When I finally came downstairs, my dinner was long cold. And now it's way past my bedtime. I hope we've forgiven each other by morning. Tomorrow could be a long day.


  1. I think this is the sort of thing that is far more traumatic for the mother than the child. Ingrid will forget about it before you do, if only because having a child melt down because her diaper might fall off is pretty funny after enough time has passed to dull the pain.

    I hope things get better soon. It sucks to be the solo parent.

    And now something random to distract you: the captcha I got was "pawnzym", and because I'm trained as a protein biochemist, I automatically typed "pawnzyme", like some sort of enzyme that sells your jewelry because it needs cash. How sad is it that I can't even see the letters "zym" without thinking of something like that?

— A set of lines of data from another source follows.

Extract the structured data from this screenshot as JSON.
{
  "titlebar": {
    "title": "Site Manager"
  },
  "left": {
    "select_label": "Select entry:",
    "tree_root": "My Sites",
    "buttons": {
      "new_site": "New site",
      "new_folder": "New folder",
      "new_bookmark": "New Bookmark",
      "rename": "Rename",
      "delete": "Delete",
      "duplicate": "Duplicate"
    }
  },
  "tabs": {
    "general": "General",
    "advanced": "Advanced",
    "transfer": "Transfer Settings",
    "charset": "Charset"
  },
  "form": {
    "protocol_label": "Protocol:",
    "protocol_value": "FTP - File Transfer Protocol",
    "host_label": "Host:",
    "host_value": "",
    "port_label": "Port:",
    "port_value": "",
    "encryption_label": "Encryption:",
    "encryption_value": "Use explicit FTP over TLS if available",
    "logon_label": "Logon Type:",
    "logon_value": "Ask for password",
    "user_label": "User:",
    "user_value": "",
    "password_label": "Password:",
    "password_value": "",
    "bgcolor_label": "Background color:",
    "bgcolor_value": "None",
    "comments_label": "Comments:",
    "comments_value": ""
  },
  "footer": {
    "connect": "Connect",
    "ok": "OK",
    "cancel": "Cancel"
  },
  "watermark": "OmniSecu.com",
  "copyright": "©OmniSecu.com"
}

  2. oh shit. If anything in particular drives me crazy about kids it's the irrationality. Basically by definition there is no sane way to deal with it.

  3. We've had a few of these. I've decided to be philosophical about it and take it as a sign that a) kid is becoming a person and b) it's a lesson to kid that people can be mad, yell, and then love each other anyway. And, that one day he'll be an irrational teenager and we'll have the same fights, so it's a learning opportunity for me on how to deal when he's old enough to remember each and every word and will hold them all against me. :)

  4. Ugh. But I think every household has this stuff.

    I don't really remember these episodes from my own childhood, but I do remember the pinching, slapping, etc., that they usually escalated to, so basically what I am saying is: no harm, no foul.

  5. My take on these kind of events is that they are totally caused by overtiredness, and the child will seize on any minute, irrational thing, and turn it into a BIG THING. Only cure I think is back rubbing and sleep.

  6. Yeah, my calm-but-firm runs out pretty fast, especially at bedtime. Having lost it once or twice, I can now tell A that I am about to get mad, so I want to leave before that happens. And apparently she remembers my mad face so vividly that she always agrees with me. I hope today was better for you guys!

  7. I'm sorry about the tough end to the day. And I am DYING to know what she ate/chewed in school! Please ask the teachers and report back!